WHAT IS BEING ASKED: Each record below must come back exactly as written; its pictures must not.

Start of Block

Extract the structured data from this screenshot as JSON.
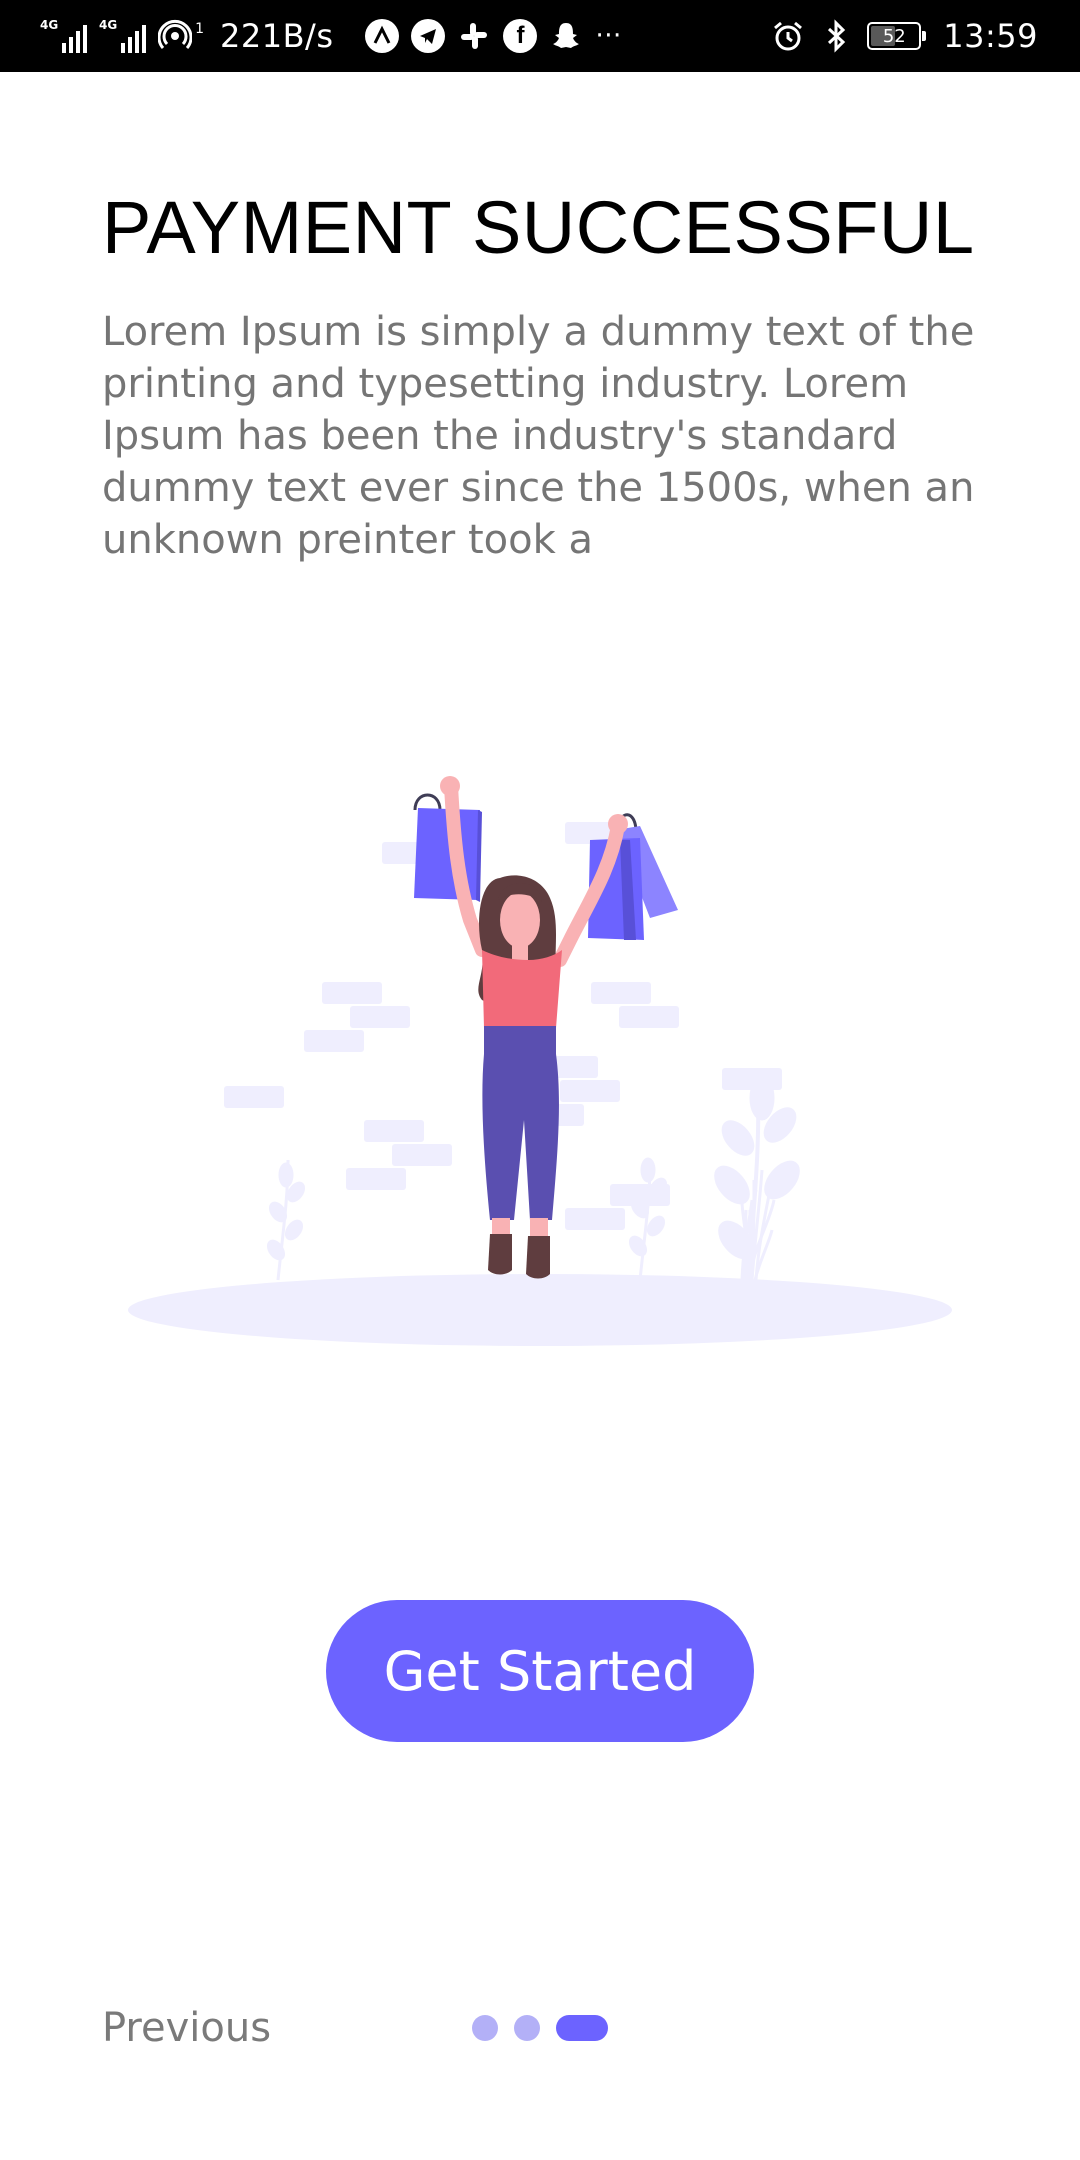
{
  "status_bar": {
    "signal_1_tag": "4G",
    "signal_2_tag": "4G",
    "hotspot_badge": "1",
    "speed": "221B/s",
    "notification_icons": [
      "app-a-icon",
      "telegram-icon",
      "slack-icon",
      "facebook-icon",
      "snapchat-icon"
    ],
    "more": "···",
    "battery_level": "52",
    "time": "13:59"
  },
  "content": {
    "title": "PAYMENT SUCCESSFUL",
    "description": "Lorem Ipsum is simply a dummy text of the printing and typesetting industry. Lorem Ipsum has been the industry's standard dummy text ever since the 1500s, when an unknown preinter took a"
  },
  "actions": {
    "get_started_label": "Get Started",
    "previous_label": "Previous"
  },
  "pager": {
    "total": 3,
    "active_index": 2
  },
  "colors": {
    "accent": "#6c63ff",
    "dot_inactive": "#b3b0f7",
    "body_text": "#757575",
    "status_bar_bg": "#000000"
  }
}
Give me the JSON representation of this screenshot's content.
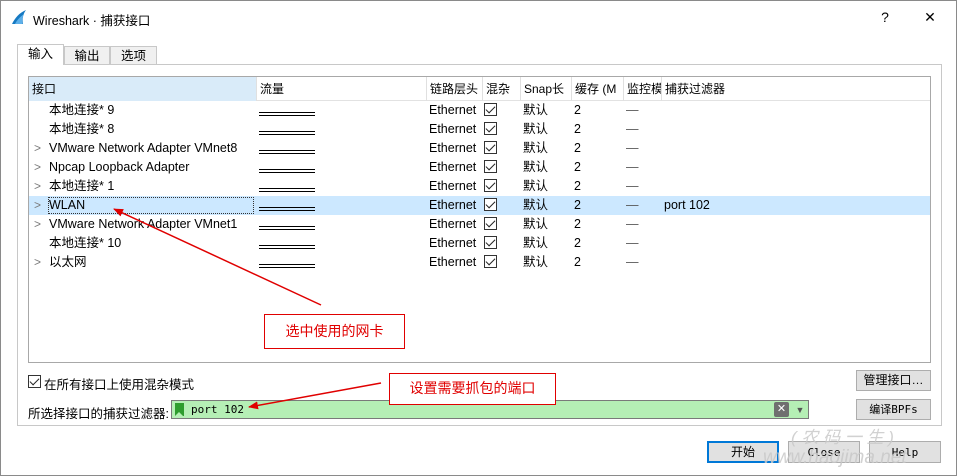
{
  "window": {
    "title": "Wireshark · 捕获接口",
    "help_glyph": "?",
    "close_glyph": "✕",
    "accent_color": "#0078d7"
  },
  "tabs": [
    {
      "label": "输入",
      "active": true
    },
    {
      "label": "输出",
      "active": false
    },
    {
      "label": "选项",
      "active": false
    }
  ],
  "table": {
    "columns": [
      "接口",
      "流量",
      "链路层头",
      "混杂",
      "Snap长",
      "缓存 (M",
      "监控模",
      "捕获过滤器"
    ],
    "rows": [
      {
        "expander": "",
        "name": "本地连接* 9",
        "link": "Ethernet",
        "promisc": true,
        "snap": "默认",
        "buffer": "2",
        "monitor": "—",
        "filter": "",
        "selected": false
      },
      {
        "expander": "",
        "name": "本地连接* 8",
        "link": "Ethernet",
        "promisc": true,
        "snap": "默认",
        "buffer": "2",
        "monitor": "—",
        "filter": "",
        "selected": false
      },
      {
        "expander": ">",
        "name": "VMware Network Adapter VMnet8",
        "link": "Ethernet",
        "promisc": true,
        "snap": "默认",
        "buffer": "2",
        "monitor": "—",
        "filter": "",
        "selected": false
      },
      {
        "expander": ">",
        "name": "Npcap Loopback Adapter",
        "link": "Ethernet",
        "promisc": true,
        "snap": "默认",
        "buffer": "2",
        "monitor": "—",
        "filter": "",
        "selected": false
      },
      {
        "expander": ">",
        "name": "本地连接* 1",
        "link": "Ethernet",
        "promisc": true,
        "snap": "默认",
        "buffer": "2",
        "monitor": "—",
        "filter": "",
        "selected": false
      },
      {
        "expander": ">",
        "name": "WLAN",
        "link": "Ethernet",
        "promisc": true,
        "snap": "默认",
        "buffer": "2",
        "monitor": "—",
        "filter": "port 102",
        "selected": true
      },
      {
        "expander": ">",
        "name": "VMware Network Adapter VMnet1",
        "link": "Ethernet",
        "promisc": true,
        "snap": "默认",
        "buffer": "2",
        "monitor": "—",
        "filter": "",
        "selected": false
      },
      {
        "expander": "",
        "name": "本地连接* 10",
        "link": "Ethernet",
        "promisc": true,
        "snap": "默认",
        "buffer": "2",
        "monitor": "—",
        "filter": "",
        "selected": false
      },
      {
        "expander": ">",
        "name": "以太网",
        "link": "Ethernet",
        "promisc": true,
        "snap": "默认",
        "buffer": "2",
        "monitor": "—",
        "filter": "",
        "selected": false
      }
    ]
  },
  "options": {
    "promisc_all_label": "在所有接口上使用混杂模式",
    "promisc_all_checked": true,
    "filter_label": "所选择接口的捕获过滤器:",
    "filter_value": "port 102",
    "filter_valid_color": "#b5efb5",
    "manage_button": "管理接口…",
    "compile_button": "编译BPFs"
  },
  "buttons": {
    "start": "开始",
    "close": "Close",
    "help": "Help"
  },
  "annotations": {
    "select_nic": "选中使用的网卡",
    "set_port": "设置需要抓包的端口",
    "color": "#e00000"
  },
  "watermark": {
    "line1": "( 农 码 一 生 )",
    "line2": "www.haojima.net"
  }
}
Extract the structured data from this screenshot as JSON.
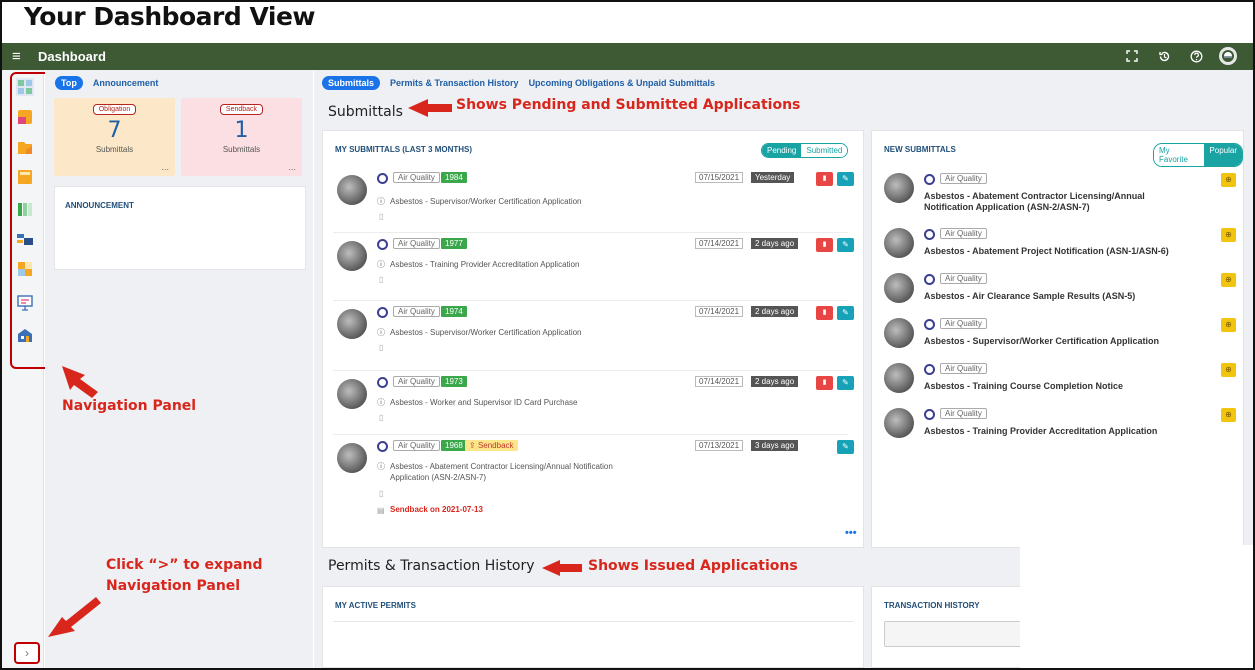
{
  "page_heading": "Your Dashboard View",
  "topbar": {
    "menu_icon": "≡",
    "title": "Dashboard",
    "icons": [
      "fullscreen-icon",
      "history-icon",
      "help-icon",
      "user-avatar-icon"
    ]
  },
  "left_tabs": {
    "top": "Top",
    "announcement": "Announcement"
  },
  "cards": {
    "obligation": {
      "tag": "Obligation",
      "count": "7",
      "label": "Submittals",
      "more": "..."
    },
    "sendback": {
      "tag": "Sendback",
      "count": "1",
      "label": "Submittals",
      "more": "..."
    }
  },
  "announcement_label": "ANNOUNCEMENT",
  "main_tabs": {
    "submittals": "Submittals",
    "permits": "Permits & Transaction History",
    "obligations": "Upcoming Obligations & Unpaid Submittals"
  },
  "sections": {
    "submittals_title": "Submittals",
    "permits_title": "Permits & Transaction History"
  },
  "my_submittals": {
    "title": "MY SUBMITTALS (LAST 3 MONTHS)",
    "toggle_pending": "Pending",
    "toggle_submitted": "Submitted",
    "rows": [
      {
        "category": "Air Quality",
        "id": "1984",
        "date": "07/15/2021",
        "ago": "Yesterday",
        "desc": "Asbestos - Supervisor/Worker Certification Application"
      },
      {
        "category": "Air Quality",
        "id": "1977",
        "date": "07/14/2021",
        "ago": "2 days ago",
        "desc": "Asbestos - Training Provider Accreditation Application"
      },
      {
        "category": "Air Quality",
        "id": "1974",
        "date": "07/14/2021",
        "ago": "2 days ago",
        "desc": "Asbestos - Supervisor/Worker Certification Application"
      },
      {
        "category": "Air Quality",
        "id": "1973",
        "date": "07/14/2021",
        "ago": "2 days ago",
        "desc": "Asbestos - Worker and Supervisor ID Card Purchase"
      },
      {
        "category": "Air Quality",
        "id": "1968",
        "sendback": "Sendback",
        "date": "07/13/2021",
        "ago": "3 days ago",
        "desc_line1": "Asbestos - Abatement Contractor Licensing/Annual Notification",
        "desc_line2": "Application (ASN-2/ASN-7)",
        "note": "Sendback on 2021-07-13"
      }
    ],
    "more": "•••"
  },
  "new_submittals": {
    "title": "NEW SUBMITTALS",
    "toggle_favorite": "My Favorite",
    "toggle_popular": "Popular",
    "rows": [
      {
        "category": "Air Quality",
        "line1": "Asbestos - Abatement Contractor Licensing/Annual",
        "line2": "Notification Application (ASN-2/ASN-7)"
      },
      {
        "category": "Air Quality",
        "line1": "Asbestos - Abatement Project Notification (ASN-1/ASN-6)",
        "line2": ""
      },
      {
        "category": "Air Quality",
        "line1": "Asbestos - Air Clearance Sample Results (ASN-5)",
        "line2": ""
      },
      {
        "category": "Air Quality",
        "line1": "Asbestos - Supervisor/Worker Certification Application",
        "line2": ""
      },
      {
        "category": "Air Quality",
        "line1": "Asbestos - Training Course Completion Notice",
        "line2": ""
      },
      {
        "category": "Air Quality",
        "line1": "Asbestos - Training Provider Accreditation Application",
        "line2": ""
      }
    ]
  },
  "permits": {
    "active_title": "MY ACTIVE PERMITS",
    "history_title": "TRANSACTION HISTORY"
  },
  "annotations": {
    "submittals_note": "Shows Pending and Submitted Applications",
    "permits_note": "Shows Issued Applications",
    "nav_panel": "Navigation Panel",
    "expand_line1": "Click “>” to expand",
    "expand_line2": "Navigation Panel"
  },
  "expand_button": "›",
  "colors": {
    "topbar": "#3d5a35",
    "accent": "#1a73e8",
    "annotation": "#d9261c",
    "teal": "#17a2b8"
  }
}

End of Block

FINISHED TASK:
Extract the structured data from this screenshot as JSON.
{
  "status_bar": {
    "signal_1_tag": "4G",
    "signal_2_tag": "4G",
    "hotspot_badge": "1",
    "speed": "221B/s",
    "notification_icons": [
      "app-a-icon",
      "telegram-icon",
      "slack-icon",
      "facebook-icon",
      "snapchat-icon"
    ],
    "more": "···",
    "battery_level": "52",
    "time": "13:59"
  },
  "content": {
    "title": "PAYMENT SUCCESSFUL",
    "description": "Lorem Ipsum is simply a dummy text of the printing and typesetting industry. Lorem Ipsum has been the industry's standard dummy text ever since the 1500s, when an unknown preinter took a"
  },
  "actions": {
    "get_started_label": "Get Started",
    "previous_label": "Previous"
  },
  "pager": {
    "total": 3,
    "active_index": 2
  },
  "colors": {
    "accent": "#6c63ff",
    "dot_inactive": "#b3b0f7",
    "body_text": "#757575",
    "status_bar_bg": "#000000"
  }
}
Give me the JSON representation of this screenshot's content.
{
  "window": {
    "title": "Wireshark · 捕获接口",
    "help_glyph": "?",
    "close_glyph": "✕",
    "accent_color": "#0078d7"
  },
  "tabs": [
    {
      "label": "输入",
      "active": true
    },
    {
      "label": "输出",
      "active": false
    },
    {
      "label": "选项",
      "active": false
    }
  ],
  "table": {
    "columns": [
      "接口",
      "流量",
      "链路层头",
      "混杂",
      "Snap长",
      "缓存 (M",
      "监控模",
      "捕获过滤器"
    ],
    "rows": [
      {
        "expander": "",
        "name": "本地连接* 9",
        "link": "Ethernet",
        "promisc": true,
        "snap": "默认",
        "buffer": "2",
        "monitor": "—",
        "filter": "",
        "selected": false
      },
      {
        "expander": "",
        "name": "本地连接* 8",
        "link": "Ethernet",
        "promisc": true,
        "snap": "默认",
        "buffer": "2",
        "monitor": "—",
        "filter": "",
        "selected": false
      },
      {
        "expander": ">",
        "name": "VMware Network Adapter VMnet8",
        "link": "Ethernet",
        "promisc": true,
        "snap": "默认",
        "buffer": "2",
        "monitor": "—",
        "filter": "",
        "selected": false
      },
      {
        "expander": ">",
        "name": "Npcap Loopback Adapter",
        "link": "Ethernet",
        "promisc": true,
        "snap": "默认",
        "buffer": "2",
        "monitor": "—",
        "filter": "",
        "selected": false
      },
      {
        "expander": ">",
        "name": "本地连接* 1",
        "link": "Ethernet",
        "promisc": true,
        "snap": "默认",
        "buffer": "2",
        "monitor": "—",
        "filter": "",
        "selected": false
      },
      {
        "expander": ">",
        "name": "WLAN",
        "link": "Ethernet",
        "promisc": true,
        "snap": "默认",
        "buffer": "2",
        "monitor": "—",
        "filter": "port 102",
        "selected": true
      },
      {
        "expander": ">",
        "name": "VMware Network Adapter VMnet1",
        "link": "Ethernet",
        "promisc": true,
        "snap": "默认",
        "buffer": "2",
        "monitor": "—",
        "filter": "",
        "selected": false
      },
      {
        "expander": "",
        "name": "本地连接* 10",
        "link": "Ethernet",
        "promisc": true,
        "snap": "默认",
        "buffer": "2",
        "monitor": "—",
        "filter": "",
        "selected": false
      },
      {
        "expander": ">",
        "name": "以太网",
        "link": "Ethernet",
        "promisc": true,
        "snap": "默认",
        "buffer": "2",
        "monitor": "—",
        "filter": "",
        "selected": false
      }
    ]
  },
  "options": {
    "promisc_all_label": "在所有接口上使用混杂模式",
    "promisc_all_checked": true,
    "filter_label": "所选择接口的捕获过滤器:",
    "filter_value": "port 102",
    "filter_valid_color": "#b5efb5",
    "manage_button": "管理接口…",
    "compile_button": "编译BPFs"
  },
  "buttons": {
    "start": "开始",
    "close": "Close",
    "help": "Help"
  },
  "annotations": {
    "select_nic": "选中使用的网卡",
    "set_port": "设置需要抓包的端口",
    "color": "#e00000"
  },
  "watermark": {
    "line1": "( 农 码 一 生 )",
    "line2": "www.haojima.net"
  }
}
Extract the structured data from this screenshot as JSON.
{
  "page_heading": "Your Dashboard View",
  "topbar": {
    "menu_icon": "≡",
    "title": "Dashboard",
    "icons": [
      "fullscreen-icon",
      "history-icon",
      "help-icon",
      "user-avatar-icon"
    ]
  },
  "left_tabs": {
    "top": "Top",
    "announcement": "Announcement"
  },
  "cards": {
    "obligation": {
      "tag": "Obligation",
      "count": "7",
      "label": "Submittals",
      "more": "..."
    },
    "sendback": {
      "tag": "Sendback",
      "count": "1",
      "label": "Submittals",
      "more": "..."
    }
  },
  "announcement_label": "ANNOUNCEMENT",
  "main_tabs": {
    "submittals": "Submittals",
    "permits": "Permits & Transaction History",
    "obligations": "Upcoming Obligations & Unpaid Submittals"
  },
  "sections": {
    "submittals_title": "Submittals",
    "permits_title": "Permits & Transaction History"
  },
  "my_submittals": {
    "title": "MY SUBMITTALS (LAST 3 MONTHS)",
    "toggle_pending": "Pending",
    "toggle_submitted": "Submitted",
    "rows": [
      {
        "category": "Air Quality",
        "id": "1984",
        "date": "07/15/2021",
        "ago": "Yesterday",
        "desc": "Asbestos - Supervisor/Worker Certification Application"
      },
      {
        "category": "Air Quality",
        "id": "1977",
        "date": "07/14/2021",
        "ago": "2 days ago",
        "desc": "Asbestos - Training Provider Accreditation Application"
      },
      {
        "category": "Air Quality",
        "id": "1974",
        "date": "07/14/2021",
        "ago": "2 days ago",
        "desc": "Asbestos - Supervisor/Worker Certification Application"
      },
      {
        "category": "Air Quality",
        "id": "1973",
        "date": "07/14/2021",
        "ago": "2 days ago",
        "desc": "Asbestos - Worker and Supervisor ID Card Purchase"
      },
      {
        "category": "Air Quality",
        "id": "1968",
        "sendback": "Sendback",
        "date": "07/13/2021",
        "ago": "3 days ago",
        "desc_line1": "Asbestos - Abatement Contractor Licensing/Annual Notification",
        "desc_line2": "Application (ASN-2/ASN-7)",
        "note": "Sendback on 2021-07-13"
      }
    ],
    "more": "•••"
  },
  "new_submittals": {
    "title": "NEW SUBMITTALS",
    "toggle_favorite": "My Favorite",
    "toggle_popular": "Popular",
    "rows": [
      {
        "category": "Air Quality",
        "line1": "Asbestos - Abatement Contractor Licensing/Annual",
        "line2": "Notification Application (ASN-2/ASN-7)"
      },
      {
        "category": "Air Quality",
        "line1": "Asbestos - Abatement Project Notification (ASN-1/ASN-6)",
        "line2": ""
      },
      {
        "category": "Air Quality",
        "line1": "Asbestos - Air Clearance Sample Results (ASN-5)",
        "line2": ""
      },
      {
        "category": "Air Quality",
        "line1": "Asbestos - Supervisor/Worker Certification Application",
        "line2": ""
      },
      {
        "category": "Air Quality",
        "line1": "Asbestos - Training Course Completion Notice",
        "line2": ""
      },
      {
        "category": "Air Quality",
        "line1": "Asbestos - Training Provider Accreditation Application",
        "line2": ""
      }
    ]
  },
  "permits": {
    "active_title": "MY ACTIVE PERMITS",
    "history_title": "TRANSACTION HISTORY"
  },
  "annotations": {
    "submittals_note": "Shows Pending and Submitted Applications",
    "permits_note": "Shows Issued Applications",
    "nav_panel": "Navigation Panel",
    "expand_line1": "Click “>” to expand",
    "expand_line2": "Navigation Panel"
  },
  "expand_button": "›",
  "colors": {
    "topbar": "#3d5a35",
    "accent": "#1a73e8",
    "annotation": "#d9261c",
    "teal": "#17a2b8"
  }
}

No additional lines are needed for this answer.